EXTRACTED RECORDS START

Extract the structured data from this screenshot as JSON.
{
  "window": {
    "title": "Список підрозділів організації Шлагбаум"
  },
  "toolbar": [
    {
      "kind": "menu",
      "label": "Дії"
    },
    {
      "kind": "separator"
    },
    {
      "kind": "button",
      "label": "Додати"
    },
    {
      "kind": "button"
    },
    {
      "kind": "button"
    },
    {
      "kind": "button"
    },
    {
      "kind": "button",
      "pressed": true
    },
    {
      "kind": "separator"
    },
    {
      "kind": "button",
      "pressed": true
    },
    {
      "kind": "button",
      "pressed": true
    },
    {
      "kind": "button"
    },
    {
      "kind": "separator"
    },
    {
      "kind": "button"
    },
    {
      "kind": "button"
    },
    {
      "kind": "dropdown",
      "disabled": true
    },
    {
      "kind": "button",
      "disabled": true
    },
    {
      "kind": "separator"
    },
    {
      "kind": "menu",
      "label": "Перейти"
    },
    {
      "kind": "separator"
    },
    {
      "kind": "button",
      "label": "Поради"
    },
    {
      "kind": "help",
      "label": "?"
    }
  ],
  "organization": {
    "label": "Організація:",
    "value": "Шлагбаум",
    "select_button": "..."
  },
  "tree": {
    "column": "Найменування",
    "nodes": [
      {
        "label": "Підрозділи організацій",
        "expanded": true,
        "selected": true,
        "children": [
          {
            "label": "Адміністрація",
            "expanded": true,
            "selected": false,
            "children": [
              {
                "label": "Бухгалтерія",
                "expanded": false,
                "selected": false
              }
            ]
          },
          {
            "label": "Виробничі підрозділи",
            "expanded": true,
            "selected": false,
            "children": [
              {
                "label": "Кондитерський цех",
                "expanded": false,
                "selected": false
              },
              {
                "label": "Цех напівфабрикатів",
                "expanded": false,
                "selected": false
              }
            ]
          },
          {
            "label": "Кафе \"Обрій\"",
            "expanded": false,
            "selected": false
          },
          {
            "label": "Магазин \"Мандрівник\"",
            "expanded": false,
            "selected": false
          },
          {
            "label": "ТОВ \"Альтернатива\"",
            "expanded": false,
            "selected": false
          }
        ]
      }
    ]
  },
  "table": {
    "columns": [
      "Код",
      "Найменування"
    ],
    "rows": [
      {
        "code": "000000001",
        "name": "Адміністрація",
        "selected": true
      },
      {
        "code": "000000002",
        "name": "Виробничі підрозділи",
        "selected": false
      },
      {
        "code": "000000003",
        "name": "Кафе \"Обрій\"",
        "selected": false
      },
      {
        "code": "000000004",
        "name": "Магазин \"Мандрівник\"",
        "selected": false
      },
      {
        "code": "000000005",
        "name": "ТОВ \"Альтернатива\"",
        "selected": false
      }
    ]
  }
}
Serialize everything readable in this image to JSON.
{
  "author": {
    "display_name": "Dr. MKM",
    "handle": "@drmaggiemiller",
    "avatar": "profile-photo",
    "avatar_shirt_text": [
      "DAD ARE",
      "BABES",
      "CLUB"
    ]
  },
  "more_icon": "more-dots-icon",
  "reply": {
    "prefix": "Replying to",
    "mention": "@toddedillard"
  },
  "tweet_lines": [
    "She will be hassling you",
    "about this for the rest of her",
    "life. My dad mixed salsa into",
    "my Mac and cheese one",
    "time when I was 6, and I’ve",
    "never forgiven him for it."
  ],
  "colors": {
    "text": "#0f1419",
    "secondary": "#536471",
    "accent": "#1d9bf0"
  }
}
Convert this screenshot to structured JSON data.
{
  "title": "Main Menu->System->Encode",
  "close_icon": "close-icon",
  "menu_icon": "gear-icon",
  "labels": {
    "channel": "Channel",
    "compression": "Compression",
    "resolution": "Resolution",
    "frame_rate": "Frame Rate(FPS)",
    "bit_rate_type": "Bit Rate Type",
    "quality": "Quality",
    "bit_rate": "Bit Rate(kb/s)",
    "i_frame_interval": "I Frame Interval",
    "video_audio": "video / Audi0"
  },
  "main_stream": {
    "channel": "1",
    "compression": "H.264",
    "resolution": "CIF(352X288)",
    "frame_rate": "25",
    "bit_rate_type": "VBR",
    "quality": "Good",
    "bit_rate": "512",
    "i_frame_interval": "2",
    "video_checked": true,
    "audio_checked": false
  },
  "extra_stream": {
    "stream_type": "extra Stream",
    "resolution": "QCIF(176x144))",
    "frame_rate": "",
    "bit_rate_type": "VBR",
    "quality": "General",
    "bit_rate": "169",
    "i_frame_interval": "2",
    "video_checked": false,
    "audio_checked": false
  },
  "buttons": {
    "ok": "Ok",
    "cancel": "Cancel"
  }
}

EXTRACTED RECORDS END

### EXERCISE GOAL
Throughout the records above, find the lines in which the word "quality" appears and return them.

### TASK OUTPUT
    "quality": "Quality",
    "quality": "Good",
    "quality": "General",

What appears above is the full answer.